Vampires (Bulgarian)

The Bulgarian words for vampire derive from the original Slavic opyri/opir i, and appear in modern forms as vipir, vepir, vapir, or vampir. Bulgarians believed that spirits of the dead embarked on a journey immediately after death that visited every place they had visited during their life on earth. Their journey lasted for 40 days and then the spirit went on to its next life. However, if the dead were not properly buried, they may find that their passage to the next world was blocked, and might return to this world as a vampire.

Becoming a Vampire

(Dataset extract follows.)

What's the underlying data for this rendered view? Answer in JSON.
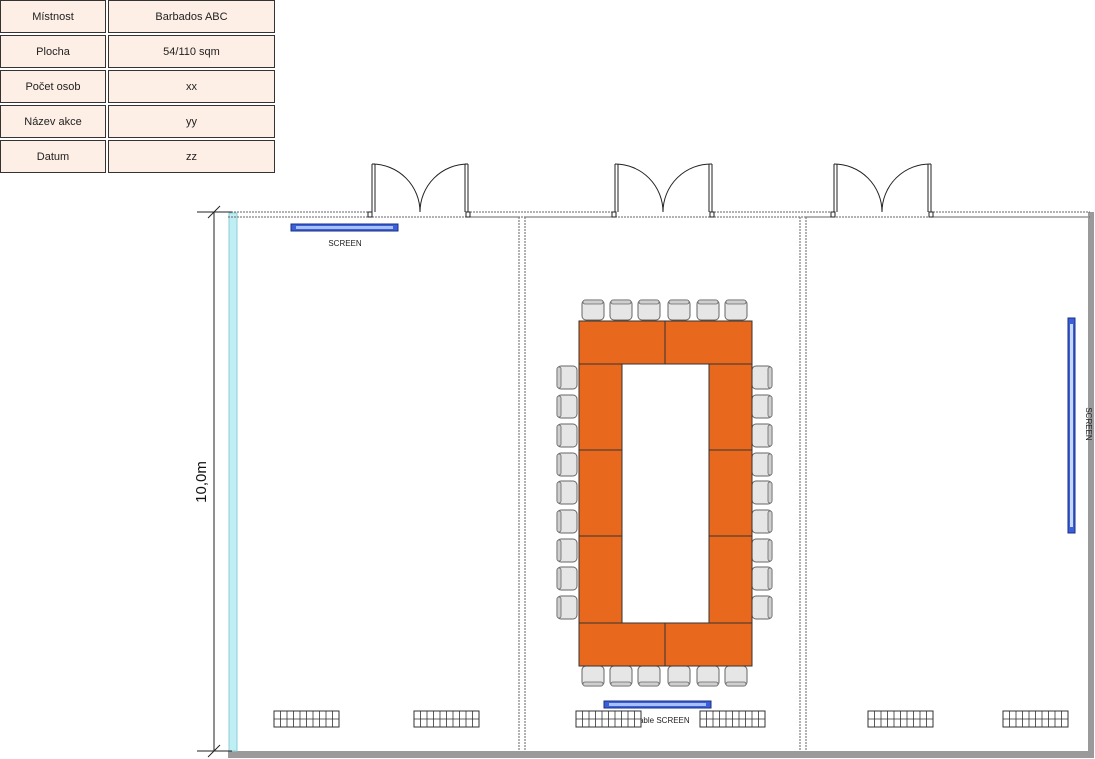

Certain people were predisposed to becoming vampires. These included people who died a violent death, those excommunicated from the church, and drunkards, thieves, murderers, and witches. Tales circulated about vampires who returned to life and started their lives over again in foreign towns, even to the extent that they would marry and father children. Their only perceived abnormality was their nightly journey in search for blood.

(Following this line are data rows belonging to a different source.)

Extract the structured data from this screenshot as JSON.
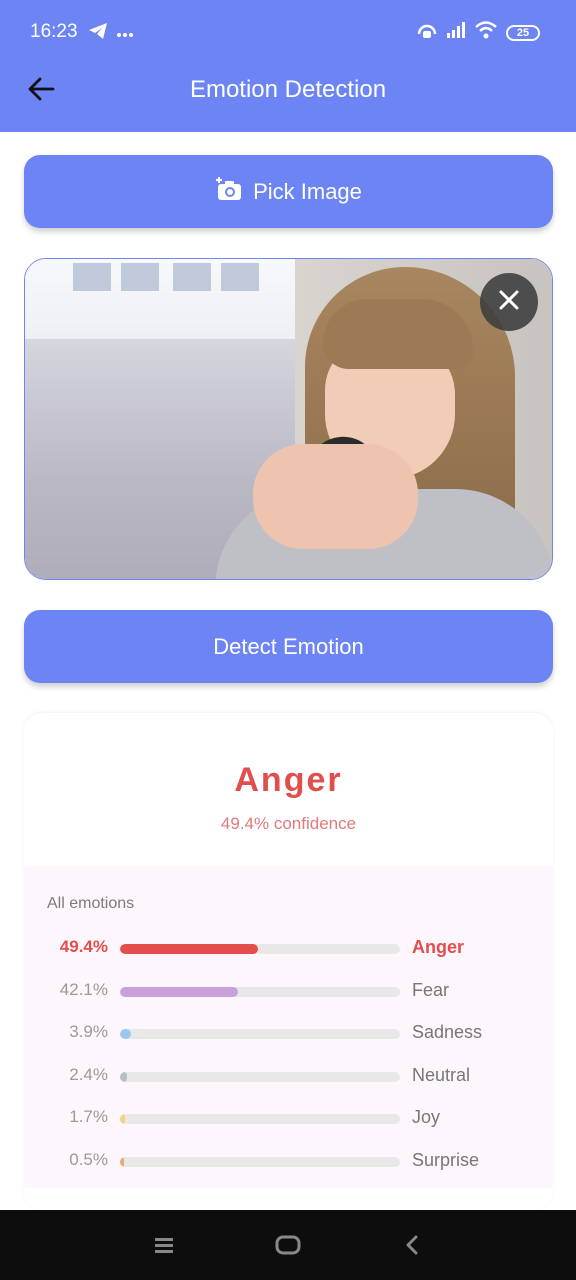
{
  "status_bar": {
    "time": "16:23",
    "battery": "25",
    "left_icons": [
      "telegram-icon",
      "more-dots-icon"
    ],
    "right_icons": [
      "hotspot-icon",
      "signal-icon",
      "wifi-icon",
      "battery-icon"
    ]
  },
  "app_bar": {
    "title": "Emotion Detection",
    "back_icon": "arrow-back-icon"
  },
  "pick_button": {
    "label": "Pick Image",
    "icon": "add-photo-icon"
  },
  "image": {
    "close_icon": "close-icon"
  },
  "detect_button": {
    "label": "Detect Emotion"
  },
  "result": {
    "top_emotion": "Anger",
    "confidence": "49.4% confidence",
    "all_title": "All emotions",
    "emotions": [
      {
        "pct_label": "49.4%",
        "value": 0.494,
        "label": "Anger",
        "color": "#e14e4c"
      },
      {
        "pct_label": "42.1%",
        "value": 0.421,
        "label": "Fear",
        "color": "#c9a0dc"
      },
      {
        "pct_label": "3.9%",
        "value": 0.039,
        "label": "Sadness",
        "color": "#9cc7ee"
      },
      {
        "pct_label": "2.4%",
        "value": 0.024,
        "label": "Neutral",
        "color": "#b7bfc6"
      },
      {
        "pct_label": "1.7%",
        "value": 0.017,
        "label": "Joy",
        "color": "#f3d37a"
      },
      {
        "pct_label": "0.5%",
        "value": 0.005,
        "label": "Surprise",
        "color": "#e6a97a"
      }
    ]
  },
  "colors": {
    "primary": "#6c84f4",
    "accent_red": "#e14e4c",
    "panel_bg": "#fdf6fc",
    "nav_bg": "#0d0d0d"
  },
  "nav_bar": {
    "icons": [
      "menu-icon",
      "home-icon",
      "back-icon"
    ]
  }
}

Characteristics of a Vampire

To Gagauz people, vampires were obur, renown for their gluttonous blood drinking, ability to move objects like a poltergeist, and their capacity to produce noises like firecrackers. People would try to rid their town of obur by offering it rich food or excrement.

Ustrels – Spirits of Dead Children Never Baptised

The ustrel was another type of Bulgarian vampire – the spirit of a child born on a Saturday but who died before being baptized. The ustrel would come to life on the ninth day after burial and seek the blood of cattle or sheep. It would feast all night and return to its grave before dawn. After 10 days of feeding, the ustrel would become strong enough that it no longer needed to return to its grave. It would rest during the day either between the horns of a calf or ram or between the hind legs of a milch-cow and would attack the fattest animals at night.

To rid oneself of a ustrel, a vampire hunter (vampirdzhija) could be hired to find the vampire. After a vampire was identified, the community could perform a ritual known as the lighting of a needfire. This ritual began on a Saturday morning. All the fires in the village were put out and the cattle and sheep were gathered in an open space. The villagers then guided the animals to a crossroads where two bonfires stood on either side. This ritual was thought to rid the animal the vampire had taken up residence in of the vampire and trap him at the crossroads, where wolves would devour it.

How to Kill a Vampire

Other methods of killing vampires include the traditional stake and a method called bottling, where a specialist called a djadadjii would chase after the vampire with a holy icon such as a picture of Jesus, Mary, or one of the Christian saints. The djadadjii would drive the vampire towards a bottle that contained its favorite food. Once the vampire was lured into the bottle, it was corked and thrown into a fire.